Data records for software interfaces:
------------------------------------------------------------
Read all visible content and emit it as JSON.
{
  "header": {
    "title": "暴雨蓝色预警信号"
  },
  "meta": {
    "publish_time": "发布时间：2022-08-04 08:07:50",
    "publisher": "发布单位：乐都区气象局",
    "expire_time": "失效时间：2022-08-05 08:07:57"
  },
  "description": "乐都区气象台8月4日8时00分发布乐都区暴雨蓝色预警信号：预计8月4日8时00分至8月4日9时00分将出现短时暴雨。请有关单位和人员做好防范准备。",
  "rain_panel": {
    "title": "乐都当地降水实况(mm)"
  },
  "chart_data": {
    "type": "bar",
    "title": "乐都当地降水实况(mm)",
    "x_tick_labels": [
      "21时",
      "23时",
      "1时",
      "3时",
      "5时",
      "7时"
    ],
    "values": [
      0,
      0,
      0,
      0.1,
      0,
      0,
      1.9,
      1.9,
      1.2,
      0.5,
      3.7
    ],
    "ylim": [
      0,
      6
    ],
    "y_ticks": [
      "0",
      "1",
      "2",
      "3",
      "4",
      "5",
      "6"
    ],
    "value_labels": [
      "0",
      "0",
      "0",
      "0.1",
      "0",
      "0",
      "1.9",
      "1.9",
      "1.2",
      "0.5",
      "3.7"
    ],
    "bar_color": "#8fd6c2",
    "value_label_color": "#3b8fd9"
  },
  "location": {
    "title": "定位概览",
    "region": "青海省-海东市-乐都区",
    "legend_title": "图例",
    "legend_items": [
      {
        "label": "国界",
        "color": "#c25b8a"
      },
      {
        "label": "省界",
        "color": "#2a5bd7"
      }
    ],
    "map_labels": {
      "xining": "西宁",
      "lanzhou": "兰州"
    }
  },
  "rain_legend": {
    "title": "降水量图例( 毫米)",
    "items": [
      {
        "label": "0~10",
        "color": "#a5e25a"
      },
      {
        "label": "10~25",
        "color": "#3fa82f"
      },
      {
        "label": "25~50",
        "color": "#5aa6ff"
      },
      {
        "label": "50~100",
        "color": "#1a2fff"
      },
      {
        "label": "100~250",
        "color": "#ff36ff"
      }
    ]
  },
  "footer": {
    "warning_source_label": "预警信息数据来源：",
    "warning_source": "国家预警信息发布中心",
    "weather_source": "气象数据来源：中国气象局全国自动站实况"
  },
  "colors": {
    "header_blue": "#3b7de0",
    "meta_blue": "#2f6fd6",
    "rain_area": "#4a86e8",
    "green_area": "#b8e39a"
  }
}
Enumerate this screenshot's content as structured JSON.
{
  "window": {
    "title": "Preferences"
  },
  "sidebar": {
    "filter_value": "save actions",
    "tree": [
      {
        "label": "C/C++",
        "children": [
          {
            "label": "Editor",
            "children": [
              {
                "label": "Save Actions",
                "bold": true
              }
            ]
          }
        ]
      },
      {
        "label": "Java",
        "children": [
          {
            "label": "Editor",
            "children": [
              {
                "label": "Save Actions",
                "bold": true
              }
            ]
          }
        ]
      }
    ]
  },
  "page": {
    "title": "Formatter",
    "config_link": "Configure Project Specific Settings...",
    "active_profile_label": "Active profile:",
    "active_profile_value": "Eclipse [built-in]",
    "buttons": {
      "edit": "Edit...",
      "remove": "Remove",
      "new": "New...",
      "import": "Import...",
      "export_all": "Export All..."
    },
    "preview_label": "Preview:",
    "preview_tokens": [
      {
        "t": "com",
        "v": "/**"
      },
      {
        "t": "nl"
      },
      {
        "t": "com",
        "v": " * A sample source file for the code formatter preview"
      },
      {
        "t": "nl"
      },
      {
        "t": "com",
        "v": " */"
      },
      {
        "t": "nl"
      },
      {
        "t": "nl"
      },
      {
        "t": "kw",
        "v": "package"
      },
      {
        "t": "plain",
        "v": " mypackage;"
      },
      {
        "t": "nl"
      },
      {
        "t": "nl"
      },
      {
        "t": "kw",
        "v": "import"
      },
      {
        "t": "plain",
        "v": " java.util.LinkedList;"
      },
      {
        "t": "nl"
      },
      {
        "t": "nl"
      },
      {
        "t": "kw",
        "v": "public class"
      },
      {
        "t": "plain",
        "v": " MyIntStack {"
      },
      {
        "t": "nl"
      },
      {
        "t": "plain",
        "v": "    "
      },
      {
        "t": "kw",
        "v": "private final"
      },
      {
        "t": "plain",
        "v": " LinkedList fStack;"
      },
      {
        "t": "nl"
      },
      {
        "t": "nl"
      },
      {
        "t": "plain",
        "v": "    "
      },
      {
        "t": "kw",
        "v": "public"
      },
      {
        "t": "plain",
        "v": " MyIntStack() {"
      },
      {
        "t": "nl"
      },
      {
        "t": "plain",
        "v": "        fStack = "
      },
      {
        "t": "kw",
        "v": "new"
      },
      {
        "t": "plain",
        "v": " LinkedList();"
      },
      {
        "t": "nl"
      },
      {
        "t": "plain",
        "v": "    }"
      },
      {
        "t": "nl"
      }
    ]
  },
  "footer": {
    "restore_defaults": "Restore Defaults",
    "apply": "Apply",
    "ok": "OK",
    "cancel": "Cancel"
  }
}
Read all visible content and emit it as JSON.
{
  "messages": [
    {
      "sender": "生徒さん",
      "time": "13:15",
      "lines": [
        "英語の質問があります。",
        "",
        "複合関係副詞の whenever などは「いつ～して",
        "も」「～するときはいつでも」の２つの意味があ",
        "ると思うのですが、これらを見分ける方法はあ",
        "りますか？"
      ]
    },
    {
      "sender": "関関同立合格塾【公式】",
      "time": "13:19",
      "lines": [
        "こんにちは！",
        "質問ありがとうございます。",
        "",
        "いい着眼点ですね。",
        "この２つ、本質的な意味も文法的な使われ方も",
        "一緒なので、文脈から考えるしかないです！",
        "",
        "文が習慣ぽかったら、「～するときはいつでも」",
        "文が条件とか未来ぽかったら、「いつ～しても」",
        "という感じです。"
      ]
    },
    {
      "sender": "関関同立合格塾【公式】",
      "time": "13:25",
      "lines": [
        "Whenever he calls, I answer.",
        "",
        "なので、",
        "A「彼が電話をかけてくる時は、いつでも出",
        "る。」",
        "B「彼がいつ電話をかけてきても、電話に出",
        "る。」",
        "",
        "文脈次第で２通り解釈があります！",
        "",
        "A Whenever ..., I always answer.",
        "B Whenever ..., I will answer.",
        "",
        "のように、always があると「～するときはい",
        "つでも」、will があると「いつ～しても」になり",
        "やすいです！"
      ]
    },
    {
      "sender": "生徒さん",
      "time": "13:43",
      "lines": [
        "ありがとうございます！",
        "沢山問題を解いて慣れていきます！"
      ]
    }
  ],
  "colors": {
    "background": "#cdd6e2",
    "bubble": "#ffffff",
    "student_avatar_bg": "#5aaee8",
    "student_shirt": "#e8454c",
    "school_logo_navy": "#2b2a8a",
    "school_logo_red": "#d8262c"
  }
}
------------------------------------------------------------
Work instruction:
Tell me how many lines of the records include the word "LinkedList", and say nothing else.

Answer space:
3